The records that follow are to be repeated exactly, with no pictures carried over.

[Items from a dataset]

※

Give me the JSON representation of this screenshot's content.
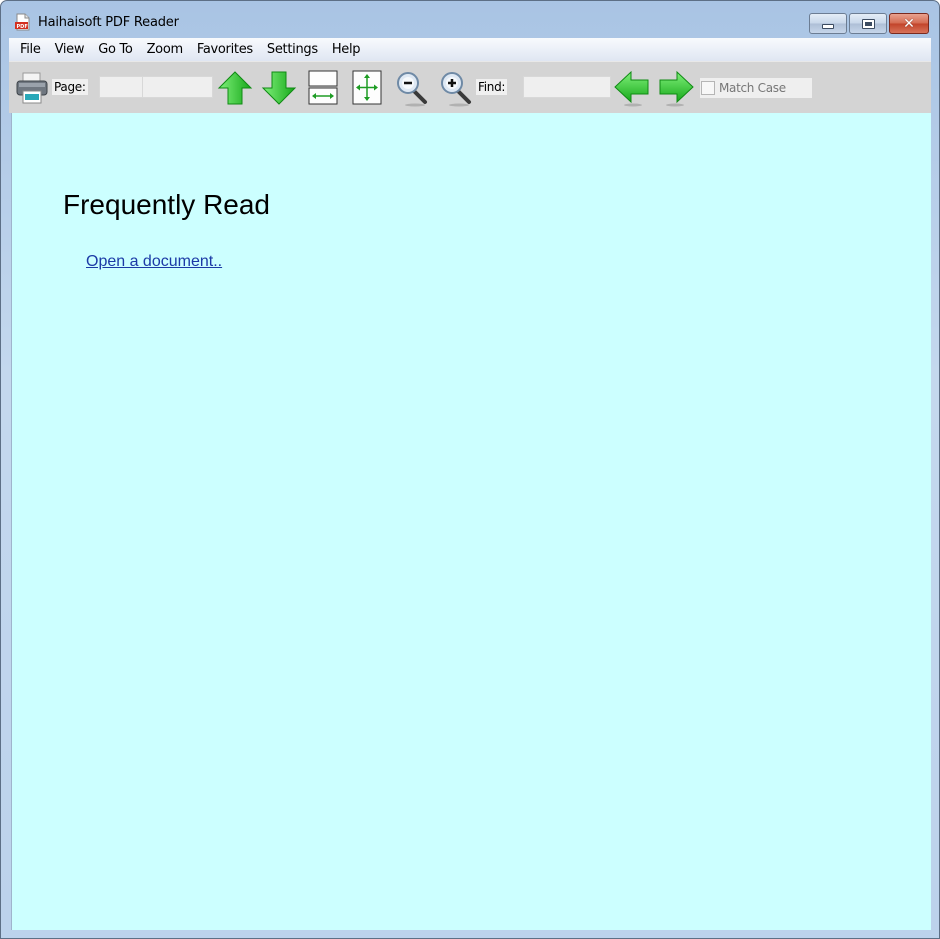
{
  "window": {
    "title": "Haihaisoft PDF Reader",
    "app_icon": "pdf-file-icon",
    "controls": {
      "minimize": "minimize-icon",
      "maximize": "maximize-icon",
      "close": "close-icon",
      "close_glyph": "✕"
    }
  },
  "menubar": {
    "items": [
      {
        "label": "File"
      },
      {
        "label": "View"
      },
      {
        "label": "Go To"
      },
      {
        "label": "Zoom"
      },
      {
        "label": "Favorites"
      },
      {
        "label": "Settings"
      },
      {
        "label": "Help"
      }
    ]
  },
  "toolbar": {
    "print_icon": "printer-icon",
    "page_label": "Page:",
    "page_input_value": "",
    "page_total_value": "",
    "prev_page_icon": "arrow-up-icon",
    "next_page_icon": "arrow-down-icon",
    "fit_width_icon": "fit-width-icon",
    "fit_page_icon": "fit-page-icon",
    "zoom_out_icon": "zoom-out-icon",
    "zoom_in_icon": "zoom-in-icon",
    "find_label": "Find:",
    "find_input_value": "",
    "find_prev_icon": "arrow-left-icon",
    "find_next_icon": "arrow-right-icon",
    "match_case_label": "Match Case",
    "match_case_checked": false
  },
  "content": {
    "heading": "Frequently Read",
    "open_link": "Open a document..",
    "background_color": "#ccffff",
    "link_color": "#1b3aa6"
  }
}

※

Your solution —
Give me the JSON representation of this screenshot's content.
{
  "window": {
    "title": "Haihaisoft PDF Reader",
    "app_icon": "pdf-file-icon",
    "controls": {
      "minimize": "minimize-icon",
      "maximize": "maximize-icon",
      "close": "close-icon",
      "close_glyph": "✕"
    }
  },
  "menubar": {
    "items": [
      {
        "label": "File"
      },
      {
        "label": "View"
      },
      {
        "label": "Go To"
      },
      {
        "label": "Zoom"
      },
      {
        "label": "Favorites"
      },
      {
        "label": "Settings"
      },
      {
        "label": "Help"
      }
    ]
  },
  "toolbar": {
    "print_icon": "printer-icon",
    "page_label": "Page:",
    "page_input_value": "",
    "page_total_value": "",
    "prev_page_icon": "arrow-up-icon",
    "next_page_icon": "arrow-down-icon",
    "fit_width_icon": "fit-width-icon",
    "fit_page_icon": "fit-page-icon",
    "zoom_out_icon": "zoom-out-icon",
    "zoom_in_icon": "zoom-in-icon",
    "find_label": "Find:",
    "find_input_value": "",
    "find_prev_icon": "arrow-left-icon",
    "find_next_icon": "arrow-right-icon",
    "match_case_label": "Match Case",
    "match_case_checked": false
  },
  "content": {
    "heading": "Frequently Read",
    "open_link": "Open a document..",
    "background_color": "#ccffff",
    "link_color": "#1b3aa6"
  }
}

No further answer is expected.